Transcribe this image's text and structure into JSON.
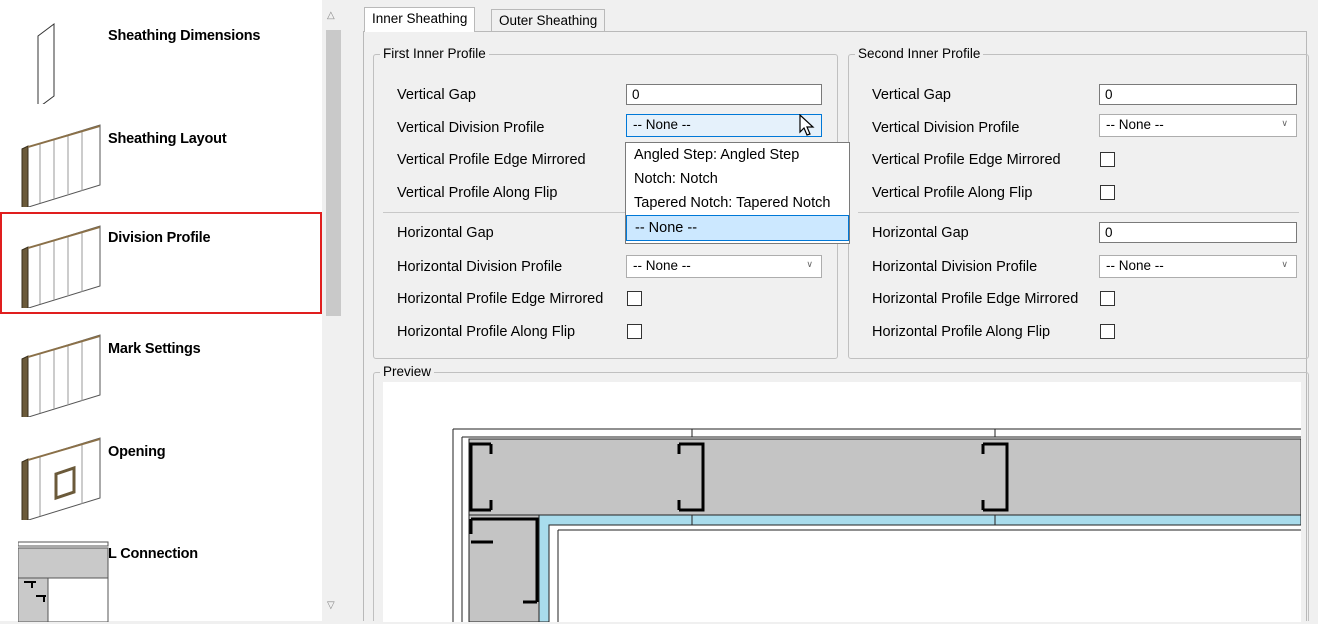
{
  "sidebar": {
    "items": [
      {
        "label": "Sheathing Dimensions"
      },
      {
        "label": "Sheathing Layout"
      },
      {
        "label": "Division Profile"
      },
      {
        "label": "Mark Settings"
      },
      {
        "label": "Opening"
      },
      {
        "label": "L Connection"
      }
    ],
    "selected_index": 2,
    "scroll_up_icon": "chevron-up-icon",
    "scroll_down_icon": "chevron-down-icon"
  },
  "tabs": [
    {
      "label": "Inner Sheathing"
    },
    {
      "label": "Outer Sheathing"
    }
  ],
  "first_profile": {
    "title": "First Inner Profile",
    "vertical_gap_label": "Vertical Gap",
    "vertical_gap_value": "0",
    "vertical_division_label": "Vertical Division Profile",
    "vertical_division_value": "-- None --",
    "vertical_edge_mirrored_label": "Vertical Profile Edge Mirrored",
    "vertical_along_flip_label": "Vertical Profile Along Flip",
    "horizontal_gap_label": "Horizontal Gap",
    "horizontal_division_label": "Horizontal Division Profile",
    "horizontal_division_value": "-- None --",
    "horizontal_edge_mirrored_label": "Horizontal Profile Edge Mirrored",
    "horizontal_along_flip_label": "Horizontal Profile Along Flip"
  },
  "second_profile": {
    "title": "Second Inner Profile",
    "vertical_gap_label": "Vertical Gap",
    "vertical_gap_value": "0",
    "vertical_division_label": "Vertical Division Profile",
    "vertical_division_value": "-- None --",
    "vertical_edge_mirrored_label": "Vertical Profile Edge Mirrored",
    "vertical_along_flip_label": "Vertical Profile Along Flip",
    "horizontal_gap_label": "Horizontal Gap",
    "horizontal_gap_value": "0",
    "horizontal_division_label": "Horizontal Division Profile",
    "horizontal_division_value": "-- None --",
    "horizontal_edge_mirrored_label": "Horizontal Profile Edge Mirrored",
    "horizontal_along_flip_label": "Horizontal Profile Along Flip"
  },
  "dropdown_options": [
    {
      "label": "Angled Step: Angled Step"
    },
    {
      "label": "Notch: Notch"
    },
    {
      "label": "Tapered Notch: Tapered Notch"
    },
    {
      "label": "-- None --"
    }
  ],
  "preview": {
    "title": "Preview"
  },
  "colors": {
    "selection_border": "#e01e1e",
    "focus_blue": "#0078d7",
    "highlight": "#cce8ff",
    "sheathing_blue": "#a9dcec",
    "stud_gray": "#c4c4c4"
  }
}
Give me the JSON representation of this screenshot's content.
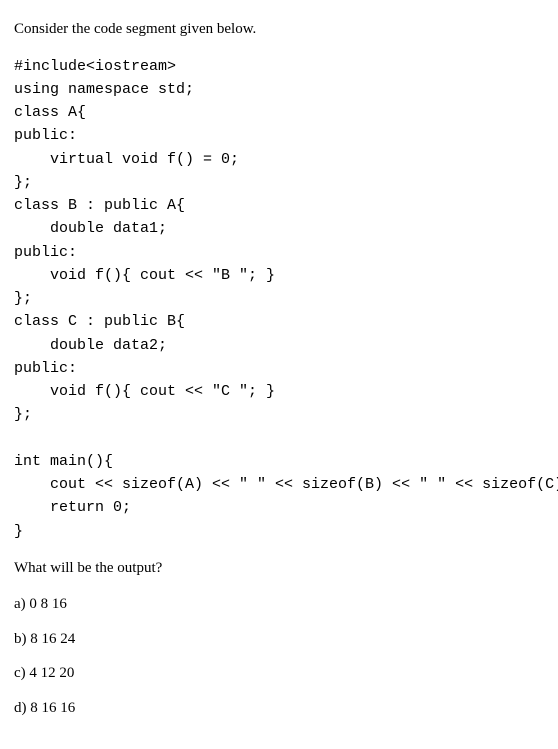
{
  "prompt": "Consider the code segment given below.",
  "code": "#include<iostream>\nusing namespace std;\nclass A{\npublic:\n    virtual void f() = 0;\n};\nclass B : public A{\n    double data1;\npublic:\n    void f(){ cout << \"B \"; }\n};\nclass C : public B{\n    double data2;\npublic:\n    void f(){ cout << \"C \"; }\n};\n\nint main(){\n    cout << sizeof(A) << \" \" << sizeof(B) << \" \" << sizeof(C);\n    return 0;\n}",
  "question": "What will be the output?",
  "options": [
    "a) 0 8 16",
    "b) 8 16 24",
    "c) 4 12 20",
    "d) 8 16 16"
  ]
}
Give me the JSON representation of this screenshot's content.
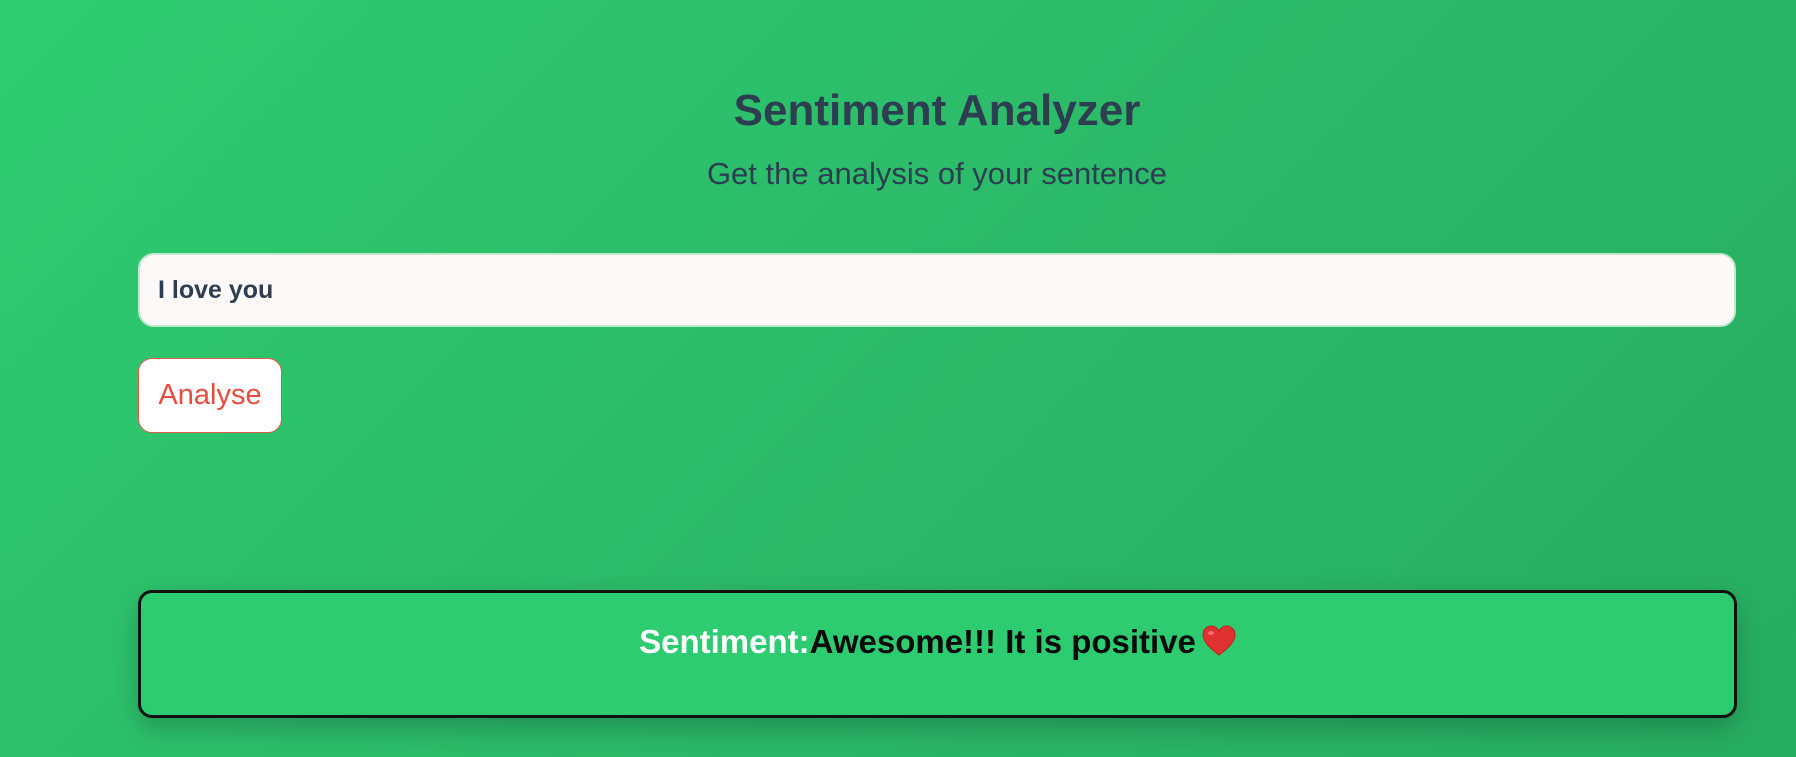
{
  "header": {
    "title": "Sentiment Analyzer",
    "subtitle": "Get the analysis of your sentence"
  },
  "form": {
    "input_value": "I love you",
    "analyse_label": "Analyse"
  },
  "result": {
    "label": "Sentiment:",
    "value": "Awesome!!! It is positive",
    "icon": "heart-icon"
  },
  "colors": {
    "background": "#2ecc71",
    "title_text": "#2c3e50",
    "button_text": "#e74c3c",
    "result_label": "#ffffff",
    "result_value": "#0a0a0a",
    "heart": "#e03131"
  }
}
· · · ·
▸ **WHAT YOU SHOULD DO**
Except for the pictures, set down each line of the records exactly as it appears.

▸ **OUTPUT OF THE EXERCISE**
Transcribe this image's text and structure into JSON.
{
  "sidebar": {
    "items": [
      {
        "label": "Sheathing Dimensions"
      },
      {
        "label": "Sheathing Layout"
      },
      {
        "label": "Division Profile"
      },
      {
        "label": "Mark Settings"
      },
      {
        "label": "Opening"
      },
      {
        "label": "L Connection"
      }
    ],
    "selected_index": 2,
    "scroll_up_icon": "chevron-up-icon",
    "scroll_down_icon": "chevron-down-icon"
  },
  "tabs": [
    {
      "label": "Inner Sheathing"
    },
    {
      "label": "Outer Sheathing"
    }
  ],
  "first_profile": {
    "title": "First Inner Profile",
    "vertical_gap_label": "Vertical Gap",
    "vertical_gap_value": "0",
    "vertical_division_label": "Vertical Division Profile",
    "vertical_division_value": "-- None --",
    "vertical_edge_mirrored_label": "Vertical Profile Edge Mirrored",
    "vertical_along_flip_label": "Vertical Profile Along Flip",
    "horizontal_gap_label": "Horizontal Gap",
    "horizontal_division_label": "Horizontal Division Profile",
    "horizontal_division_value": "-- None --",
    "horizontal_edge_mirrored_label": "Horizontal Profile Edge Mirrored",
    "horizontal_along_flip_label": "Horizontal Profile Along Flip"
  },
  "second_profile": {
    "title": "Second Inner Profile",
    "vertical_gap_label": "Vertical Gap",
    "vertical_gap_value": "0",
    "vertical_division_label": "Vertical Division Profile",
    "vertical_division_value": "-- None --",
    "vertical_edge_mirrored_label": "Vertical Profile Edge Mirrored",
    "vertical_along_flip_label": "Vertical Profile Along Flip",
    "horizontal_gap_label": "Horizontal Gap",
    "horizontal_gap_value": "0",
    "horizontal_division_label": "Horizontal Division Profile",
    "horizontal_division_value": "-- None --",
    "horizontal_edge_mirrored_label": "Horizontal Profile Edge Mirrored",
    "horizontal_along_flip_label": "Horizontal Profile Along Flip"
  },
  "dropdown_options": [
    {
      "label": "Angled Step: Angled Step"
    },
    {
      "label": "Notch: Notch"
    },
    {
      "label": "Tapered Notch: Tapered Notch"
    },
    {
      "label": "-- None --"
    }
  ],
  "preview": {
    "title": "Preview"
  },
  "colors": {
    "selection_border": "#e01e1e",
    "focus_blue": "#0078d7",
    "highlight": "#cce8ff",
    "sheathing_blue": "#a9dcec",
    "stud_gray": "#c4c4c4"
  }
}
Give me the JSON representation of this screenshot's content.
{
  "prompt": "Consider the code segment given below.",
  "code": "#include<iostream>\nusing namespace std;\nclass A{\npublic:\n    virtual void f() = 0;\n};\nclass B : public A{\n    double data1;\npublic:\n    void f(){ cout << \"B \"; }\n};\nclass C : public B{\n    double data2;\npublic:\n    void f(){ cout << \"C \"; }\n};\n\nint main(){\n    cout << sizeof(A) << \" \" << sizeof(B) << \" \" << sizeof(C);\n    return 0;\n}",
  "question": "What will be the output?",
  "options": [
    "a) 0 8 16",
    "b) 8 16 24",
    "c) 4 12 20",
    "d) 8 16 16"
  ]
}
Give me the JSON representation of this screenshot's content.
{
  "header": {
    "title": "Sentiment Analyzer",
    "subtitle": "Get the analysis of your sentence"
  },
  "form": {
    "input_value": "I love you",
    "analyse_label": "Analyse"
  },
  "result": {
    "label": "Sentiment:",
    "value": "Awesome!!! It is positive",
    "icon": "heart-icon"
  },
  "colors": {
    "background": "#2ecc71",
    "title_text": "#2c3e50",
    "button_text": "#e74c3c",
    "result_label": "#ffffff",
    "result_value": "#0a0a0a",
    "heart": "#e03131"
  }
}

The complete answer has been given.